You have full Initiative & Referendum rights. Citizens can pass laws they write or suspend a statute passed by the Legislature by collecting enough petition signatures to place the statute on the statewide ballot for a decision by the voters. Voters can also initiate constitutional amendments by Initiative.


See the results of a poll on support for statewide initiative & referendum here.

Grade: B+

Click here to view California’s individual report in Of the People, By the People, For the People: A 2010 Report Card on Statewide Voter Initiative Rights.

California Office

For more information about how to get involved in protecting and expanding California’s initiative process contact Amanda Roman in our California office:

(530) 470-9294

State Balloting Process

How you can change California’s government through ballot initiatives


Californians rightly credit Progressive-era Governor Hiram Johnson with
leading the successful fight for direct democracy in the Golden State, but
few are familiar with the critical groundwork that had been laid by Dr.
John Randolph Haynes… Read More

Ballot Qualifications & Schedule

Date Initiative language can be submitted: Any time

Signatures tied to vote of which office: Governor

Next Gubernatorial election: 2010

Votes cast for governor in last election: 8,899,059

Net number of signatures required: 8% of votes cast for Governor for a
constitutional amendment (711,925) and 5% for a statute (444,953)

Distribution requirement: None

Circulation period: 150 days

Do circulators have to be residents: No

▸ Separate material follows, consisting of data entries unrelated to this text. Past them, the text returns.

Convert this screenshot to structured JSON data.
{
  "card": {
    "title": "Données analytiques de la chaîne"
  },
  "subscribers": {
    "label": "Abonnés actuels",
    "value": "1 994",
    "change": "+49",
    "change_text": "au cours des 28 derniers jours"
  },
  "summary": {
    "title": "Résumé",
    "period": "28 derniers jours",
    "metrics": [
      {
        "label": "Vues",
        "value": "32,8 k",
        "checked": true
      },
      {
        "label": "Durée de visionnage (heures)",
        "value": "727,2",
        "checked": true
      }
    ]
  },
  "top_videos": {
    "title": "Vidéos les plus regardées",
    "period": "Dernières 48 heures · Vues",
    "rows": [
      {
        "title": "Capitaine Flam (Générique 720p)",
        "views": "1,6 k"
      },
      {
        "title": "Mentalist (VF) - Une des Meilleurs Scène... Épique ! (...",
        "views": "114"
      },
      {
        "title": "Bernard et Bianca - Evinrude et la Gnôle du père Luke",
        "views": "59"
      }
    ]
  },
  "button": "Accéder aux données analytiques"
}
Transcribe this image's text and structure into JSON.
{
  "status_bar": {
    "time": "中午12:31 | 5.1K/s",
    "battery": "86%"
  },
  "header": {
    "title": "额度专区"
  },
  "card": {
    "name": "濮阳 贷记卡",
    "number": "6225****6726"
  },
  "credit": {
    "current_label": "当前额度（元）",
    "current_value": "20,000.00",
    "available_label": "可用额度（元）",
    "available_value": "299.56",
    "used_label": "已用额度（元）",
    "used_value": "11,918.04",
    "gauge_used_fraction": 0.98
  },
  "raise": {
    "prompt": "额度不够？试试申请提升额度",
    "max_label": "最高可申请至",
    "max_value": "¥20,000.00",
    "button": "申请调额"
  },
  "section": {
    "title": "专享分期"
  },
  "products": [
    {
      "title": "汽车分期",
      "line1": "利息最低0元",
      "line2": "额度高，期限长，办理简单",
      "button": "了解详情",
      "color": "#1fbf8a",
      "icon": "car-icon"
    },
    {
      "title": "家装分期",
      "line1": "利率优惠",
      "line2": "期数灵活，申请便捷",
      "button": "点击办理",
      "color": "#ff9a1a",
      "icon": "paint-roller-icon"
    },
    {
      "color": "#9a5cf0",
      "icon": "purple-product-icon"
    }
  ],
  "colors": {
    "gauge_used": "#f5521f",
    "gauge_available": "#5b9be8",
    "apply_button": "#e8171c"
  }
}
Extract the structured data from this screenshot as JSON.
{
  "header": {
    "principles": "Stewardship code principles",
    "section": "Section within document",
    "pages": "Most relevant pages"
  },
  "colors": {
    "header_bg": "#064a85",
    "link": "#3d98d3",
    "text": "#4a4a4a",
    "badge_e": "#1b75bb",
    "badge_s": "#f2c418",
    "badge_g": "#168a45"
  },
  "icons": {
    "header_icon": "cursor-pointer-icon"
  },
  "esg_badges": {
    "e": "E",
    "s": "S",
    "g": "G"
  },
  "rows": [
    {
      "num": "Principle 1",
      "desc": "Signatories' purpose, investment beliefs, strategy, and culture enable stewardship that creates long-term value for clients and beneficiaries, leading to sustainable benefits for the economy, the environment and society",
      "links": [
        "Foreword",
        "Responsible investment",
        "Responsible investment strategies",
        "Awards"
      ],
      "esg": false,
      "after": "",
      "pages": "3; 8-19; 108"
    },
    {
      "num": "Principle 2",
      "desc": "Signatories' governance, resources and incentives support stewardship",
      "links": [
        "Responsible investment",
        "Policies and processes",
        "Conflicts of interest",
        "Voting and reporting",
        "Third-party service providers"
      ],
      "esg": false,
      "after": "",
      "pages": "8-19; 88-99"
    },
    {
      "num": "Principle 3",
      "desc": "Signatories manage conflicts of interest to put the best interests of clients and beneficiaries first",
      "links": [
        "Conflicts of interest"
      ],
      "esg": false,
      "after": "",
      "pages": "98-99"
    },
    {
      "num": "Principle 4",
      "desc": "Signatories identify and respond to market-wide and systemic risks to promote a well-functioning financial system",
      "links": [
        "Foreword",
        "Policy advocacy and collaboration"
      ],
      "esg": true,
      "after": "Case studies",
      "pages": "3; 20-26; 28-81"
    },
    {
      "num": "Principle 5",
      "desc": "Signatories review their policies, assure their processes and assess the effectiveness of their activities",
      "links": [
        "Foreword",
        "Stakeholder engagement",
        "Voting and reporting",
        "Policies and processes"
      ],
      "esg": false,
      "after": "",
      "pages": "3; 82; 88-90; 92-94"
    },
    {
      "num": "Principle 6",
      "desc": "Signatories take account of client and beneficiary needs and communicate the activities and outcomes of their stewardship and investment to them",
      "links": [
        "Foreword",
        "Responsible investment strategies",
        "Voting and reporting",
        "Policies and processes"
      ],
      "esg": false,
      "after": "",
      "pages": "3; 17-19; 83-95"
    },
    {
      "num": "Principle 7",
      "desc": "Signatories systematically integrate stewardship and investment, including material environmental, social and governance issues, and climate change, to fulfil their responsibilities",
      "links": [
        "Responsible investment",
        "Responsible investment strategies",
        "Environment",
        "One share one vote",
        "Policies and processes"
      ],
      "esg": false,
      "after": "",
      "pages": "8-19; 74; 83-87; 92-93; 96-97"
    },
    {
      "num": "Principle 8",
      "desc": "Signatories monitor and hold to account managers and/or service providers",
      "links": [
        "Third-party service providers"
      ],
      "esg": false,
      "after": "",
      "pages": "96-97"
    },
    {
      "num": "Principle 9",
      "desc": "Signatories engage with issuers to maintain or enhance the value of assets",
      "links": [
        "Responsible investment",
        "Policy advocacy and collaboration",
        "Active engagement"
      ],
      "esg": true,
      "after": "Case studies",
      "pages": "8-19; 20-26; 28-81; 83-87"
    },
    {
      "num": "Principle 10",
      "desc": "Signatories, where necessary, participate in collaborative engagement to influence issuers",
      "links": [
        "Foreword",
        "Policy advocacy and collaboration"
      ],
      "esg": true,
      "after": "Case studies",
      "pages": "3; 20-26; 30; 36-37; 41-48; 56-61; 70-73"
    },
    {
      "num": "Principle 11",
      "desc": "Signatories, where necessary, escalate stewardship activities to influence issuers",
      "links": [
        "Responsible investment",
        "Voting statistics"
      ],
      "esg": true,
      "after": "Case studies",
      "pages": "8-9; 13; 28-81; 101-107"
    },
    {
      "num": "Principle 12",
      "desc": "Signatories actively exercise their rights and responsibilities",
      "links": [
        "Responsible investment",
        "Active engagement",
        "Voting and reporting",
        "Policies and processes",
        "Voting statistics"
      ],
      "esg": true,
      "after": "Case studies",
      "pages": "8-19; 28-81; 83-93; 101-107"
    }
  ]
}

Date when signatures are due for certification: No petition may be
circulated prior to the official summary date. The completed and signed
petition must be filed with the county elections official not later than 150
days from the official summary date; no petition may be accepted for
filing after that date. Each initiative will be placed on the next statewide
general or special election ballot that occurs at least 131 days after the
initiative qualifies.

Signature verification process: Random Sampling

Single-subject restriction: Yes

Legislative tampering: The legislature cannot amend or repeal an
initiative, unless it is permitted by the initiative.

Excerpted from the Initiative & Referendum Almanac by M. Dane Waters.